The U.S. Marine Corps is trying to play down press reports that its troops suffered proportionately higher casualties in Iraq and Afghanistan than did their army counterparts. Analyzing the raw numbers it was found that .47 percent of all marines who served in Iraq and Afghanistan were killed and 4.28 percent were wounded. The U.S. Army, in comparison, suffered .38 percent killed and 2.75 percent wounded.
The differences result from two unique aspects of the marines. First, they don't have as many support troops as the army. The navy provides a lot of logistical and other support for the marines and its sailors doing this work. A higher proportion of marines are combat troops. But even taking that into account the marines have a higher rate of combat casualties. That is largely caused by a different approach to combat. Marines are trained as assault troops, especially amphibious assault. When attacking a defended beach you have to push the enemy back, so you can bring in your own support forces, or be at a deadly disadvantage. Retreat is not an option.
Even before the marines began expanding and specializing in amphibious warfare a century ago they were aggressive. That's because their main job was close combat. This was in the age of sail, when ships often crashed into each other and the crews fought it out hand-to-hand. The marines were expected to specialize in that kind of combat. The marines were also expected to carry out or lead (sailors armed with rifles) raids ashore. Again, this required aggressive behavior in order to succeed.
The army was trained to carry out more deliberate, less risky, combat.

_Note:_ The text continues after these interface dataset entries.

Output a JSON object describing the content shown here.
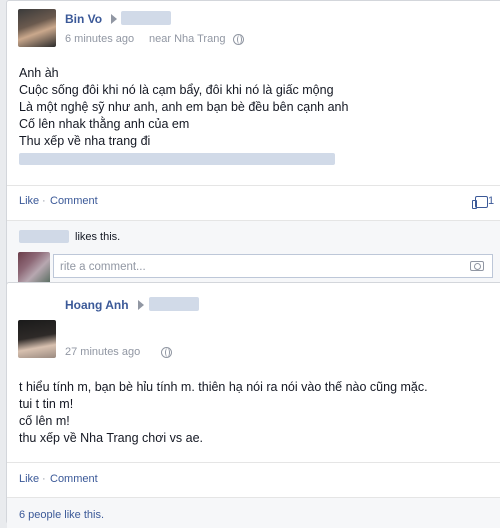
{
  "post1": {
    "author": "Bin Vo",
    "time": "6 minutes ago",
    "location": "near Nha Trang",
    "lines": [
      "Anh àh",
      "Cuộc sống đôi khi nó là cạm bẩy, đôi khi nó là giấc mộng",
      "Là một nghệ sỹ như anh, anh em bạn bè đều bên cạnh anh",
      "Cố lên nhak thằng anh của em",
      "Thu xếp về nha trang đi"
    ],
    "actions": {
      "like": "Like",
      "separator": "·",
      "comment": "Comment"
    },
    "like_count": "1",
    "likes_text": "likes this.",
    "comment_placeholder": "Write a comment...",
    "comment_placeholder_visible": "rite a comment..."
  },
  "post2": {
    "author": "Hoang Anh",
    "time": "27 minutes ago",
    "lines": [
      "t hiểu tính m, bạn bè hỉu tính m. thiên hạ nói ra nói vào thế nào cũng mặc.",
      "tui t tin m!",
      "cố lên m!",
      "thu xếp về Nha Trang chơi vs ae."
    ],
    "actions": {
      "like": "Like",
      "separator": "·",
      "comment": "Comment"
    },
    "likes_text": "6 people like this."
  },
  "icons": {
    "arrow": "right-triangle-icon",
    "audience": "globe-icon",
    "like": "thumbs-up-icon",
    "photo": "camera-icon"
  },
  "colors": {
    "link": "#3b5998",
    "meta": "#9197a3",
    "background": "#e9ebee"
  }
}
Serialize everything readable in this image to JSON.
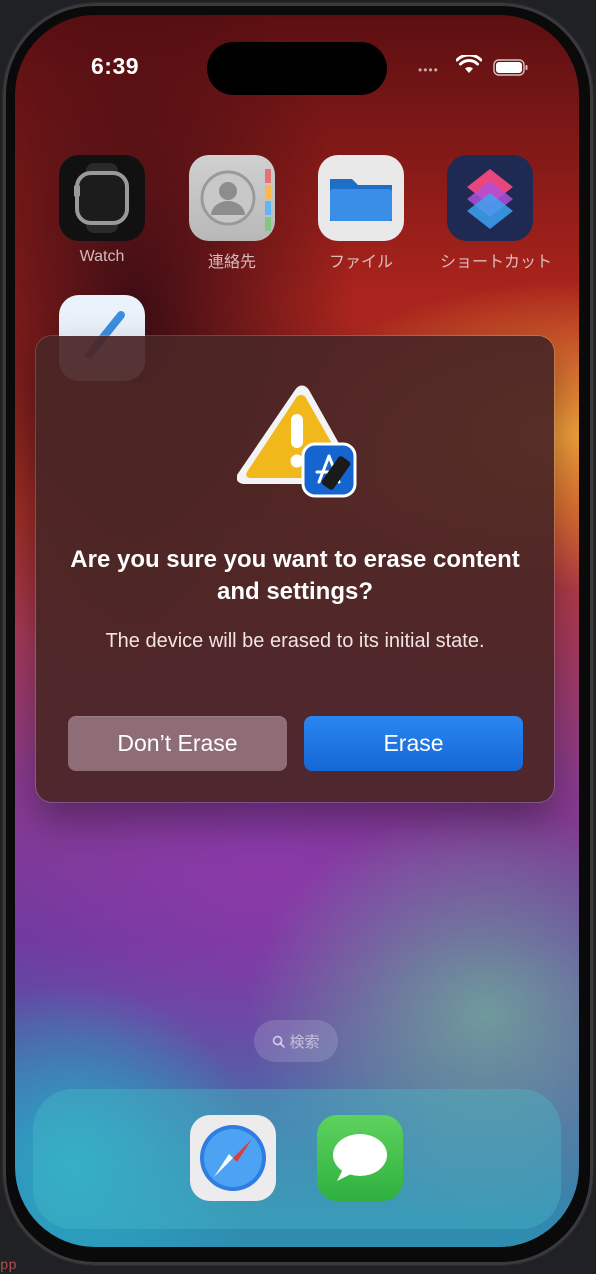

The army fought longer and larger battles. Nevertheless, the army could carry out raids, and often did in Iraq and Afghanistan, but the marines rarely adopted the deliberate "keep our casualties down" type warfare the army favored. The marines believed their aggressive behavior was an asset, and as far as the enemy goes, it was. The marines terrified the enemy more than the army did. But facing either force Islamic militants found themselves dead or running for their lives.
Marine commanders want to keep their casualties down but not at the expense of the aggressive style of combat that has long been what made the marines different from the army.